Atrios links to Andrew Sullivan being skeptical who links to Craig Murray being even more skeptical. And Murray raised a point that I had raised earlier. Here’s Murray:
What is more, many of those arrested had been under surveillance forover a year – like thousands of other British Muslims. And not justMuslims.
I’m not a movie person. I used to be, when I lived in San Francisco and going to movies offered delightful experiences ranging from the mini-mall of the Kabuki Theater to the cozy popcorn of the Red Vic. Here in Michigan, though, the experience is not so magical. Nevertheless, because I once hung out with folks hipper than I am, I have a remarkable habit of going to the opening weekend
Back in September, I was one of the first to notice that Cheney had left Bush to his own devices in responding to New Orleans. At the time, I suspected Cheney might be trying to demonstrate how much Bush relies on Cheney when he needs to execute something effectively, rather than just spin it.

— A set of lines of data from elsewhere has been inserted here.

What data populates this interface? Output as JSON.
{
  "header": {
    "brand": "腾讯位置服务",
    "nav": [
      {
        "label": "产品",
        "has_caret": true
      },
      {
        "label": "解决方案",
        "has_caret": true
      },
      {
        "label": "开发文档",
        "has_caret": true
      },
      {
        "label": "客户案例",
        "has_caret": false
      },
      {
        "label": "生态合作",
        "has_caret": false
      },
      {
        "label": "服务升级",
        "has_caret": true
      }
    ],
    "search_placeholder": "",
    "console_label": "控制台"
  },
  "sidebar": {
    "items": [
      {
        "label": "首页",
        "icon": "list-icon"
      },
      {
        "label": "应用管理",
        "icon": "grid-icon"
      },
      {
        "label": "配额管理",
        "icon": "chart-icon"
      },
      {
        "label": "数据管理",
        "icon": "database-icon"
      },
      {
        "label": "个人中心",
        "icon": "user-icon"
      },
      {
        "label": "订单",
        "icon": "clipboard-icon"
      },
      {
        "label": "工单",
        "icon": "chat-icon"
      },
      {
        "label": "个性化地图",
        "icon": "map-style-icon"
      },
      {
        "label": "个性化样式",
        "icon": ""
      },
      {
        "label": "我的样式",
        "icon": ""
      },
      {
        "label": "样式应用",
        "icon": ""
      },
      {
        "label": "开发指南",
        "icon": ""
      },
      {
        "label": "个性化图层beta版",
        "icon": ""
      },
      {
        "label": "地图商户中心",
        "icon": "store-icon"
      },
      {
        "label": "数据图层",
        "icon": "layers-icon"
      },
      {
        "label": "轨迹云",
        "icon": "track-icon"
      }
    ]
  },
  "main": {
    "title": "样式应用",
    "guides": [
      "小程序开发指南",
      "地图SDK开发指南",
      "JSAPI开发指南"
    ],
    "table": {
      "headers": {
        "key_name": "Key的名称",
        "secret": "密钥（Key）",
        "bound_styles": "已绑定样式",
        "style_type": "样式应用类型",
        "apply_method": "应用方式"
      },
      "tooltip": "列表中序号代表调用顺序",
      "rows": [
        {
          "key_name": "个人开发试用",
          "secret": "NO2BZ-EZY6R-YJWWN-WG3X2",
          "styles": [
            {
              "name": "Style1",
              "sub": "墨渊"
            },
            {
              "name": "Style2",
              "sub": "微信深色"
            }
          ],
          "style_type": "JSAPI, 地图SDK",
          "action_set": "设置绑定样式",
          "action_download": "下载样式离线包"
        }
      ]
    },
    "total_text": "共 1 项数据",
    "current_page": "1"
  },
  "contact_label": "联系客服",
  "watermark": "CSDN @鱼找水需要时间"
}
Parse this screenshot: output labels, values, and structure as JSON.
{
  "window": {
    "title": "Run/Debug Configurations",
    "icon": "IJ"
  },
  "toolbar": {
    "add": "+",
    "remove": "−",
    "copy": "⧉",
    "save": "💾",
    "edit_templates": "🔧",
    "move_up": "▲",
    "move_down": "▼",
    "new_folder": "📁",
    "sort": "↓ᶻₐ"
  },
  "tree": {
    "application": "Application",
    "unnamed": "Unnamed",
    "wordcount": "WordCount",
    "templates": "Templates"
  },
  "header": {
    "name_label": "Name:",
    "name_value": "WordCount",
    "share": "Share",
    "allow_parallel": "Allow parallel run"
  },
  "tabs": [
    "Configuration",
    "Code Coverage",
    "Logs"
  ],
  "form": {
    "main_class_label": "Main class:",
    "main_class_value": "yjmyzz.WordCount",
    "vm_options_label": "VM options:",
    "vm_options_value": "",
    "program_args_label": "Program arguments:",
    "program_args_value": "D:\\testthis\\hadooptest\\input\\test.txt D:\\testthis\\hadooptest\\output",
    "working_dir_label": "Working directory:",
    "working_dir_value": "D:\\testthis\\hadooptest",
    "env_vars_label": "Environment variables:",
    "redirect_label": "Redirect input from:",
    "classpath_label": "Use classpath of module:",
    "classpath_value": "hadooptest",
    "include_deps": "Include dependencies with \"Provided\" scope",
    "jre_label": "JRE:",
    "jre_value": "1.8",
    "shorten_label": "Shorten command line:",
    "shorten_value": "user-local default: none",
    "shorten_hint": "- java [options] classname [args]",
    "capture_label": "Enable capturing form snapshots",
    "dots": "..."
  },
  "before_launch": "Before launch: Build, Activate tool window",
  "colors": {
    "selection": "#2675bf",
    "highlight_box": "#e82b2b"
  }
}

I suggested yesterday that Lott’s outspokenness against torture was more pragmatic than ideological. He ruined Fristy’s little PR stunt–of hunting down the leaker of the news that we’ve got secret prisons in eastern Europe–by revealing the leaker was probably a Republican Senator. But he did it, almost certainly, to piss off Frist, not to make a great stand against torture.
But Lott has an opportunity to really undercut Bush, Rove, and Frist.
Doug Jehl has a scathing article out providing clear evidence that the Administration knowingly used intelligence from a source deemed not credible to support their claim there were ties between Al Qaeda and Iraq.
A top member of Al Qaeda in American custody was identified as a likelyfabricator months before the Bush administration began to use hisstatements as the foundation for its claims that Iraq trained Al Qaedamembers to use biological and
I was all set to write the finale to my Judy Series, when I realized I was missing one important part. In the finale, I’m going to argue that Judy’s embed included responsibilities to report on Chalabi as much as report on the 75th XTF. But to make that argument, I need to review what Ahmed Chalabi during the period when Judy was an embed.
The short story is that he and